Problem details
Say how many lines of the listing below hold the string "icon", and say nothing else.

Supplied records
/---

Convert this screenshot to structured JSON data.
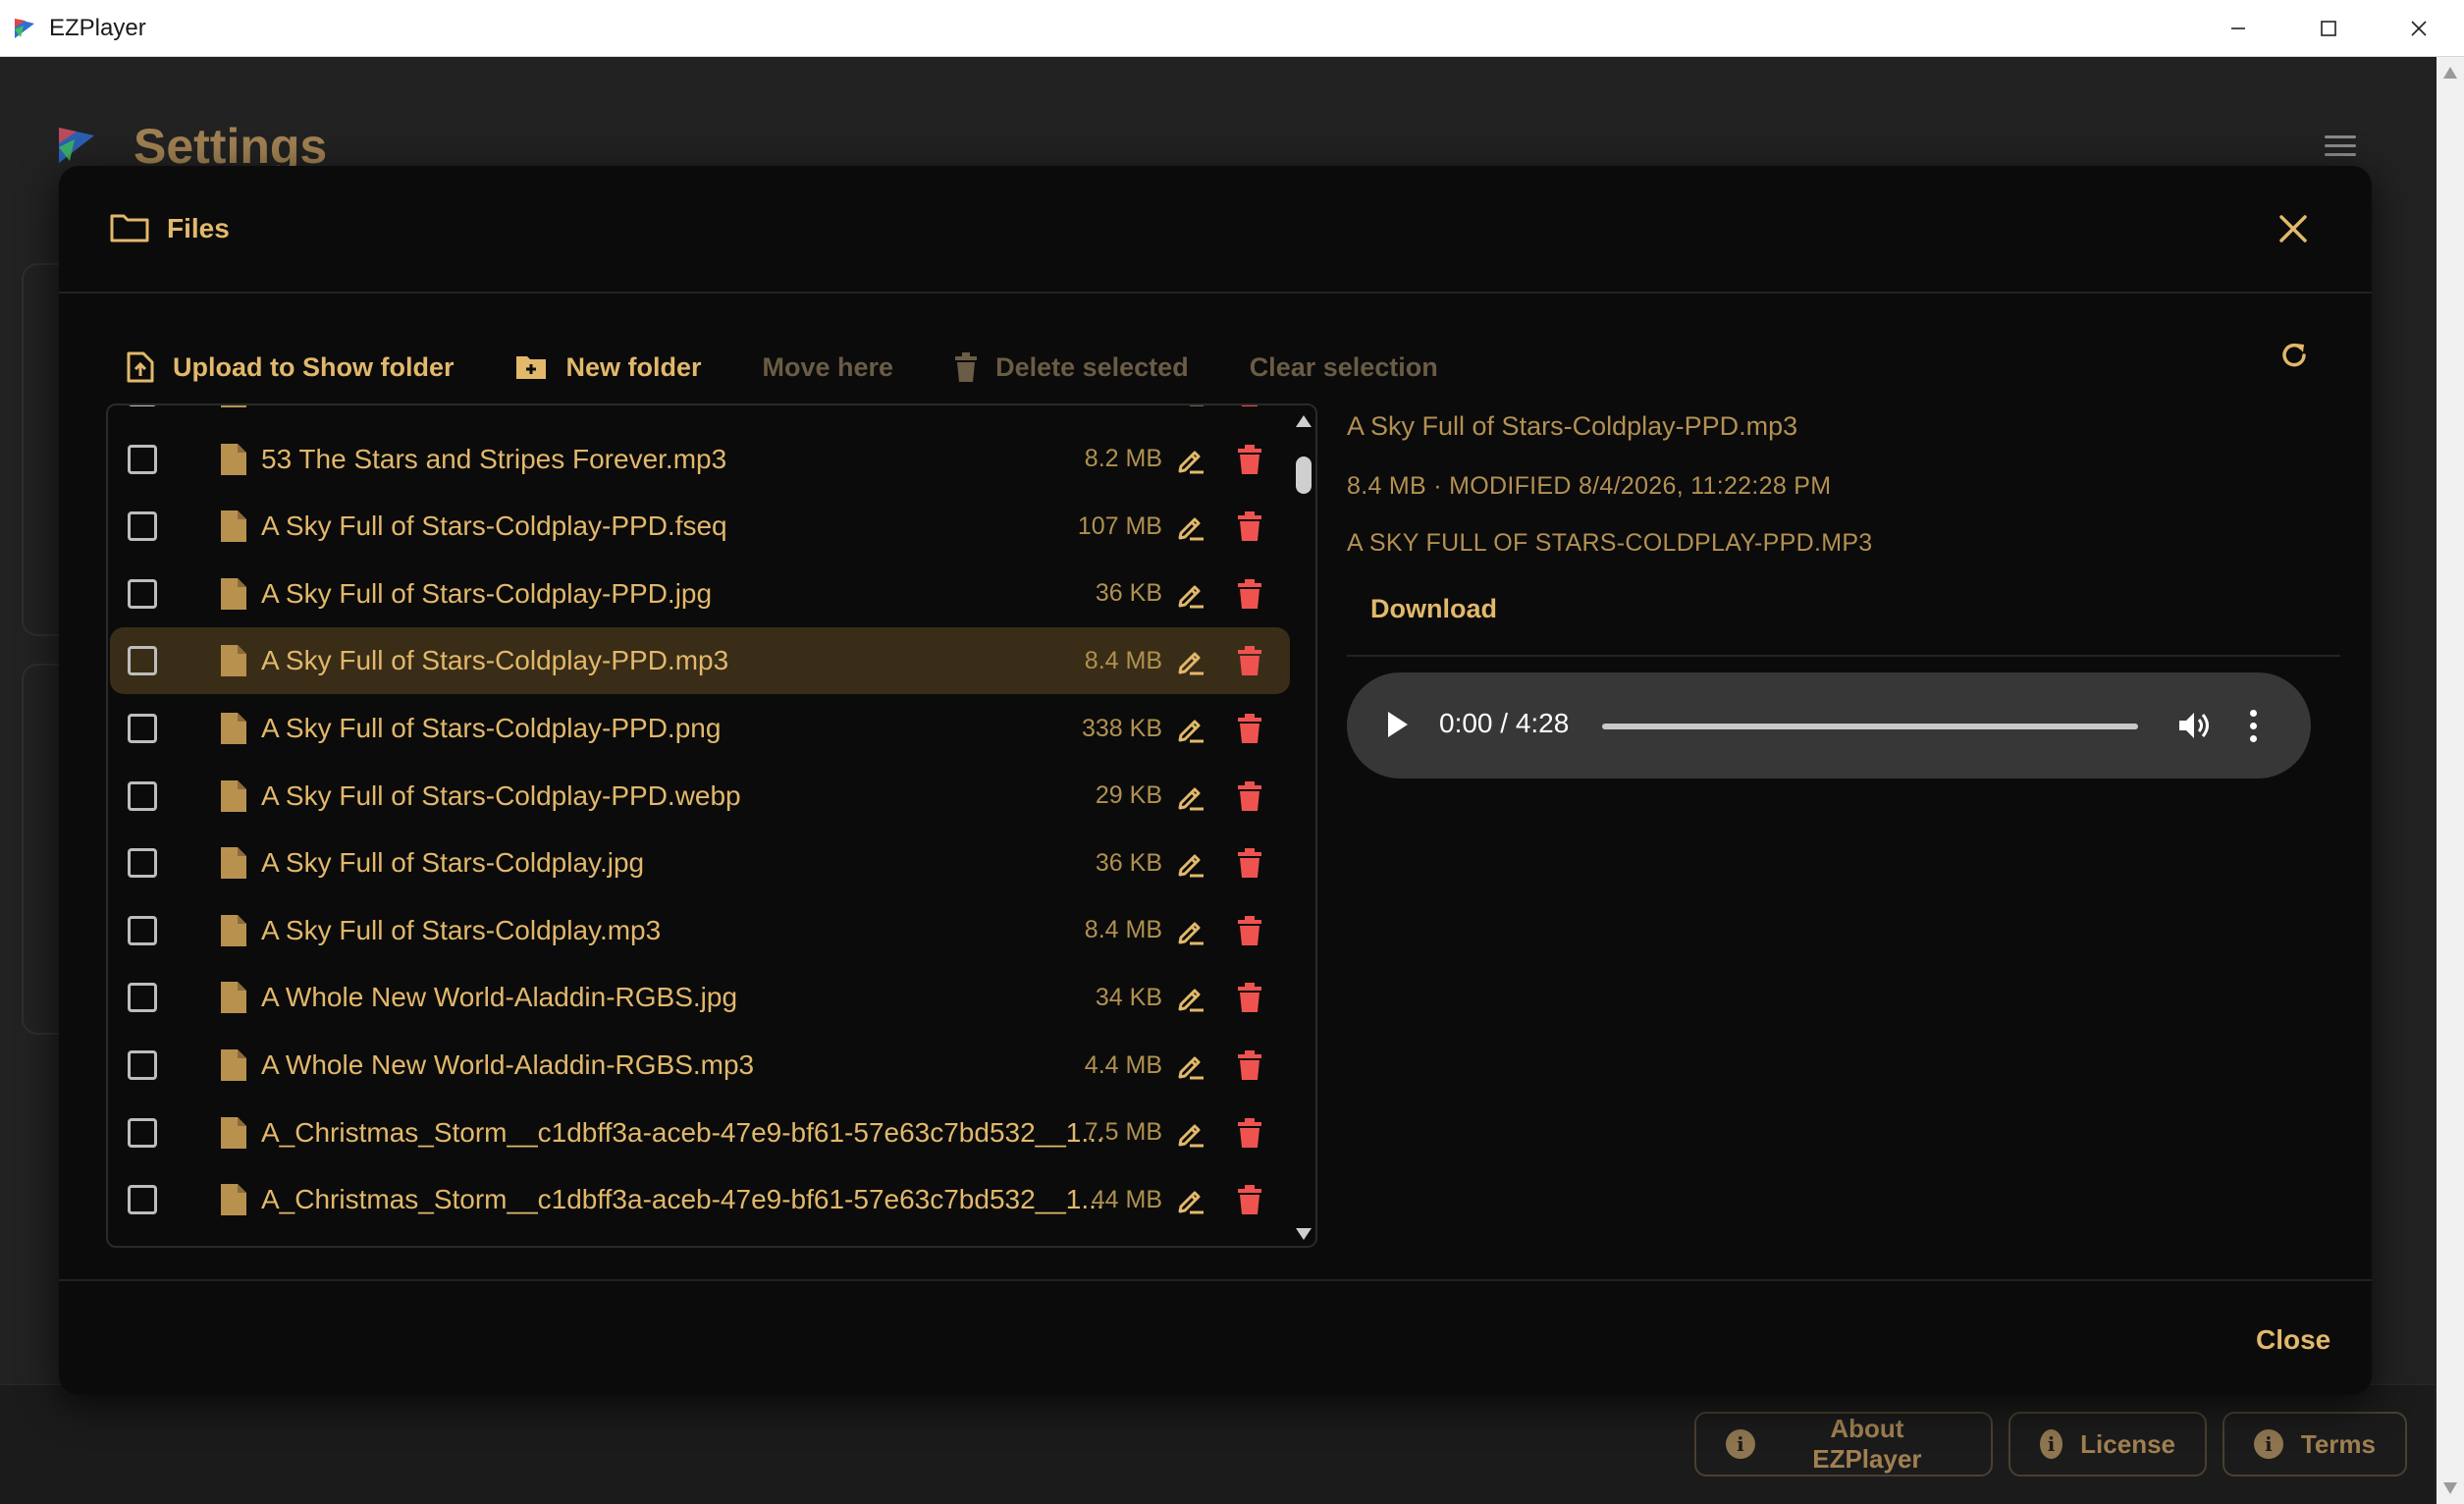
{
  "window": {
    "title": "EZPlayer"
  },
  "background": {
    "page_title": "Settings",
    "footer_buttons": [
      {
        "label": "About EZPlayer",
        "icon": "info-icon"
      },
      {
        "label": "License",
        "icon": "info-icon"
      },
      {
        "label": "Terms",
        "icon": "info-icon"
      }
    ]
  },
  "dialog": {
    "title": "Files",
    "toolbar": {
      "upload": "Upload to Show folder",
      "new_folder": "New folder",
      "move_here": "Move here",
      "delete_selected": "Delete selected",
      "clear_selection": "Clear selection"
    },
    "files": [
      {
        "name": "",
        "size": ""
      },
      {
        "name": "53 The Stars and Stripes Forever.mp3",
        "size": "8.2 MB"
      },
      {
        "name": "A Sky Full of Stars-Coldplay-PPD.fseq",
        "size": "107 MB"
      },
      {
        "name": "A Sky Full of Stars-Coldplay-PPD.jpg",
        "size": "36 KB"
      },
      {
        "name": "A Sky Full of Stars-Coldplay-PPD.mp3",
        "size": "8.4 MB",
        "selected": true
      },
      {
        "name": "A Sky Full of Stars-Coldplay-PPD.png",
        "size": "338 KB"
      },
      {
        "name": "A Sky Full of Stars-Coldplay-PPD.webp",
        "size": "29 KB"
      },
      {
        "name": "A Sky Full of Stars-Coldplay.jpg",
        "size": "36 KB"
      },
      {
        "name": "A Sky Full of Stars-Coldplay.mp3",
        "size": "8.4 MB"
      },
      {
        "name": "A Whole New World-Aladdin-RGBS.jpg",
        "size": "34 KB"
      },
      {
        "name": "A Whole New World-Aladdin-RGBS.mp3",
        "size": "4.4 MB"
      },
      {
        "name": "A_Christmas_Storm__c1dbff3a-aceb-47e9-bf61-57e63c7bd532__1...",
        "size": "7.5 MB"
      },
      {
        "name": "A_Christmas_Storm__c1dbff3a-aceb-47e9-bf61-57e63c7bd532__1...",
        "size": "44 MB"
      }
    ],
    "preview": {
      "file_name": "A Sky Full of Stars-Coldplay-PPD.mp3",
      "meta": "8.4 MB · MODIFIED 8/4/2026, 11:22:28 PM",
      "caption": "A SKY FULL OF STARS-COLDPLAY-PPD.MP3",
      "download_label": "Download",
      "player": {
        "time": "0:00 / 4:28",
        "progress": 0
      }
    },
    "close_label": "Close"
  },
  "colors": {
    "accent": "#e2b86b",
    "accent_muted": "#6a5c45",
    "delete": "#ef5350",
    "selected_row": "#3a2d17",
    "dialog_bg": "#0b0b0b"
  }
}
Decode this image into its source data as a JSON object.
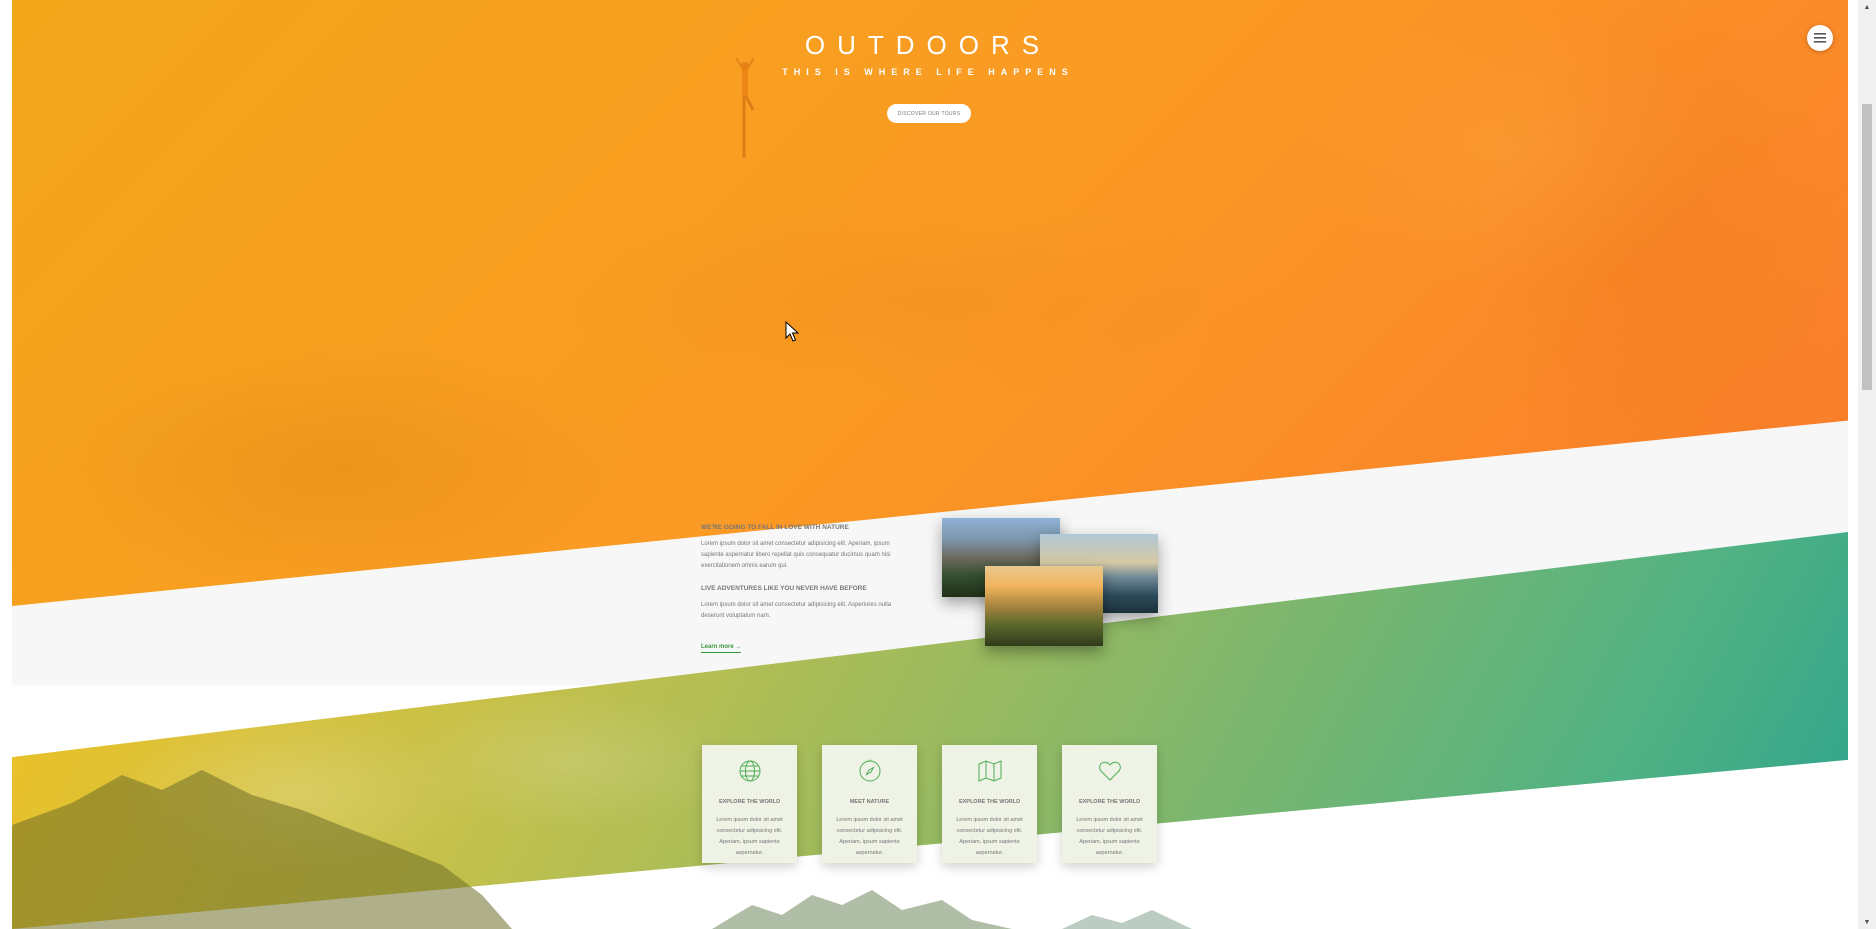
{
  "hero": {
    "title": "OUTDOORS",
    "subtitle": "THIS IS WHERE LIFE HAPPENS",
    "cta_label": "DISCOVER OUR TOURS",
    "gradient_colors": [
      "#f2a71a",
      "#fb9a24",
      "#f97a2c"
    ]
  },
  "nav": {
    "menu_icon": "hamburger-menu-icon"
  },
  "about": {
    "heading_1": "WE'RE GOING TO FALL IN LOVE WITH NATURE",
    "paragraph_1": "Lorem ipsum dolor sit amet consectetur adipisicing elit. Aperiam, ipsum sapiente aspernatur libero repellat quis consequatur ducimus quam nisi exercitationem omnis earum qui.",
    "heading_2": "LIVE ADVENTURES LIKE YOU NEVER HAVE BEFORE",
    "paragraph_2": "Lorem ipsum dolor sit amet consectetur adipisicing elit. Asperiores nulla deserunt voluptatum nam.",
    "learn_more": "Learn more →",
    "link_color": "#3a9a3a"
  },
  "features": [
    {
      "icon": "globe-icon",
      "title": "EXPLORE THE WORLD",
      "text": "Lorem ipsum dolor sit amet consectetur adipisicing elit. Aperiam, ipsum sapiente aspernatur."
    },
    {
      "icon": "compass-icon",
      "title": "MEET NATURE",
      "text": "Lorem ipsum dolor sit amet consectetur adipisicing elit. Aperiam, ipsum sapiente aspernatur."
    },
    {
      "icon": "map-icon",
      "title": "EXPLORE THE WORLD",
      "text": "Lorem ipsum dolor sit amet consectetur adipisicing elit. Aperiam, ipsum sapiente aspernatur."
    },
    {
      "icon": "heart-icon",
      "title": "EXPLORE THE WORLD",
      "text": "Lorem ipsum dolor sit amet consectetur adipisicing elit. Aperiam, ipsum sapiente aspernatur."
    }
  ],
  "theme": {
    "accent_green": "#3a9a3a",
    "band_gradient": [
      "#f1c122",
      "#8cb866",
      "#2aa28d"
    ]
  }
}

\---

Exercise result
8